But the incidence rate is still low, with one in 3,000 babies born with the condition each year in the UK.
It is usually diagnosed through routine prenatal ultrasound scans.
Many children with gastroschisis are born prematurely, usually at around 35 weeks.
Most babies with the birth defect are born naturally, but some may need a caesarean.
The outlook for children with gastroschisis is good, with the majority growing up to live normal lives, working and raising a family.
Research shows that children with simple gastroschisis, where no damage occurred to the intestines stay in hospital for about a month and start to feed normally within a few weeks of treatment.
Source: Great Ormond Street Hospital
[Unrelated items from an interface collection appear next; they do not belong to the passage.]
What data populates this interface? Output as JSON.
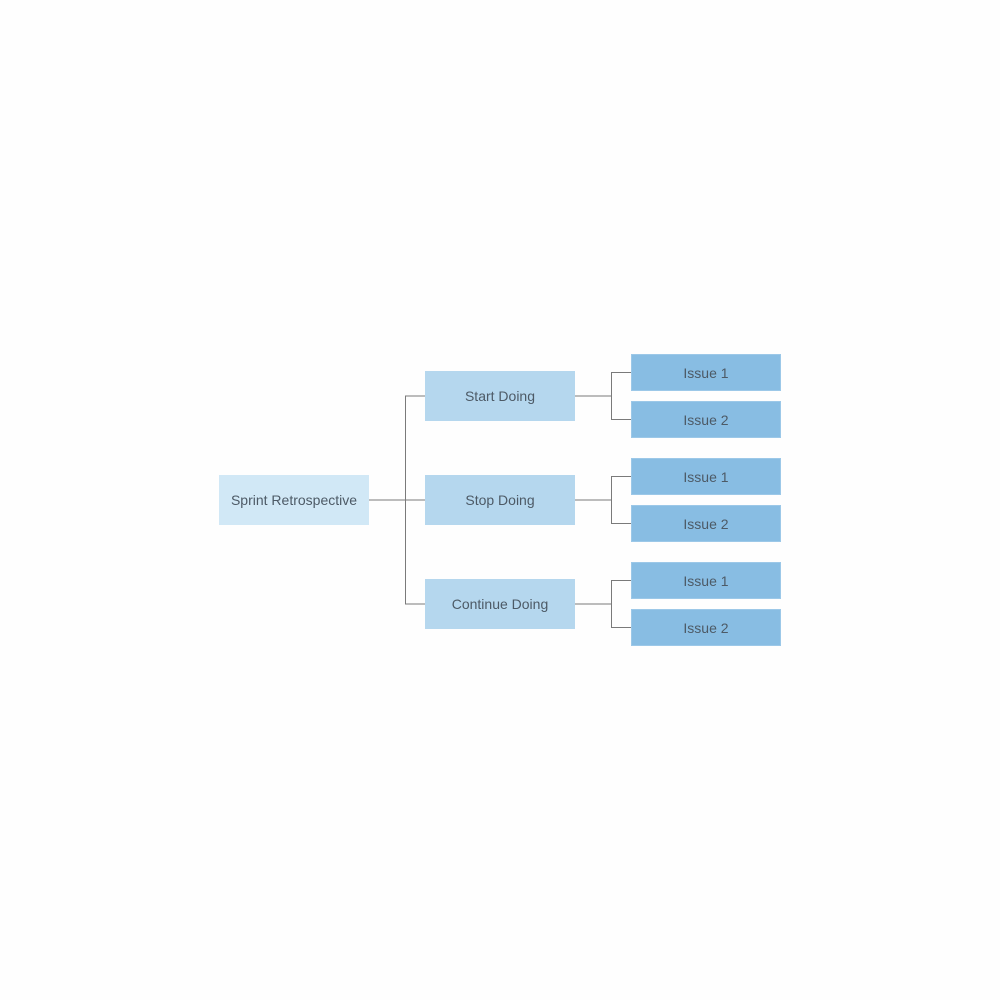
{
  "diagram": {
    "type": "tree",
    "root": {
      "label": "Sprint Retrospective"
    },
    "branches": [
      {
        "label": "Start Doing",
        "children": [
          {
            "label": "Issue 1"
          },
          {
            "label": "Issue 2"
          }
        ]
      },
      {
        "label": "Stop Doing",
        "children": [
          {
            "label": "Issue 1"
          },
          {
            "label": "Issue 2"
          }
        ]
      },
      {
        "label": "Continue Doing",
        "children": [
          {
            "label": "Issue 1"
          },
          {
            "label": "Issue 2"
          }
        ]
      }
    ],
    "colors": {
      "root": "#d1e8f6",
      "branch": "#b5d7ee",
      "leaf": "#88bde3",
      "connector": "#7a7a7a",
      "text": "#4d5a66"
    }
  }
}
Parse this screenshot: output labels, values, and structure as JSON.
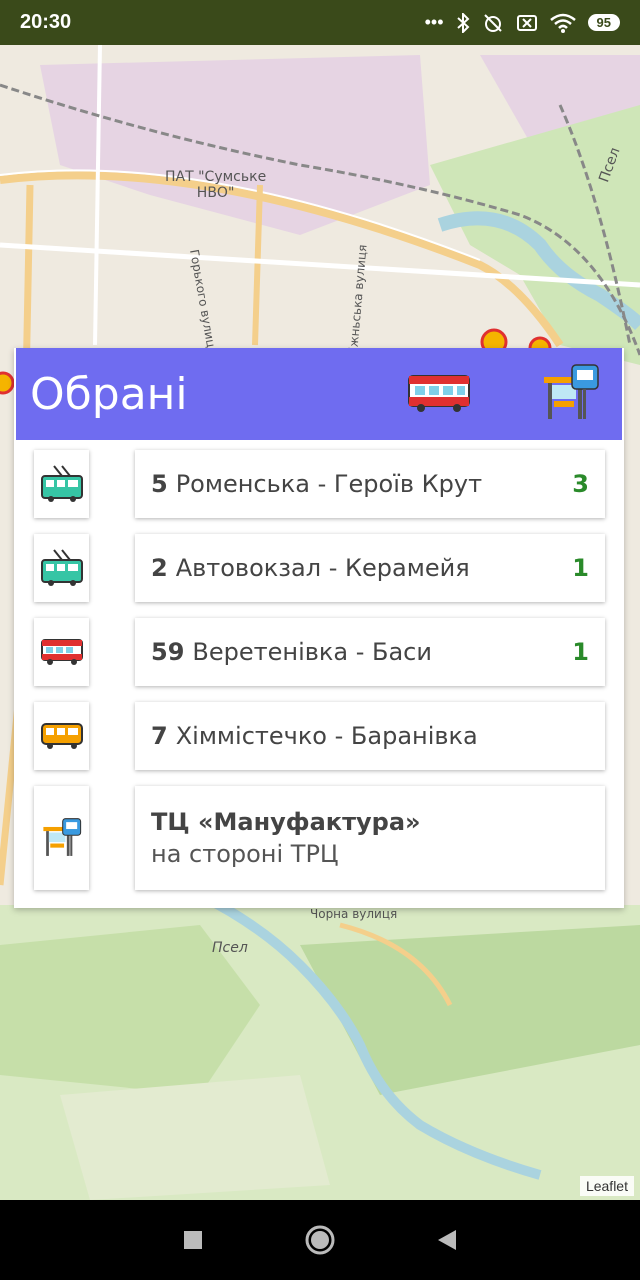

‘They wanted to just do a natural birth, but he was breached so I had a c-section in the end anyway.
‘They look to operate on him within four hours of birth. I had the c-section, and he was immediately put into an incubator and whisked away.
‘After he was born they put all his organs into a bag because they don’t want it to dry up or lose heat, or get infected.
‘I don’t think he was in any pain, because when I saw him for the first time he was all wrapped up and happy in the incubator.
‘I couldn’t hold him straight away as they said he wasn’t stable enough yet, plus I was still getting cleaned up after surgery, but he looked happy in his little hat.’
Koa was initially fed through a catheter towards his heart for a week after birth, to avoid using his organs too much.
Ashlie added: ‘He was on morphine for three or four days but after then was just on paracetamol.
‘He was only in the hospital for about three or four weeks – which they said was incredible as he was expected to be in for around six.
‘If any more of his organs had come out of his body the risk would have started to increase, his stomach could have come out for example and a section of his bladder had already’.
Ashlie was discharged from hospital quickly, while Koa had to remain to gain strength after his operation.
Getting up at quarter to five every day to drive the nearly hour-long journey to hospital, Ashlie spent days with her son by her side as he recovered – often alone.
Ashlie said Koa (pictured) spent less than four weeks in hospital, despite initially being expected to be in for around six
Ashlie, who was often alone while Koa was in the ICU, said the NHS staff at St Mary’s Hospital have been incredible. Pictured: Koa home from hospital
There were difficult times, with family being unable to visit due to Covid restrictions.
However, Ashlie is thankful for the amazing work of NHS staff.
She said: ‘The NHS have been incredible. St Mary’s Hospital was just incredible.
‘If it wasn’t for them he wouldn’t be alive right now. They come and check on him every few days too to make sure he’s putting on weight.
‘Once Koa was in the ICU that was hard because it was just me and Carl, and he’s obviously had to work to support us, so I was on my own a lot.
‘My mum got a lot of phone calls in tears’.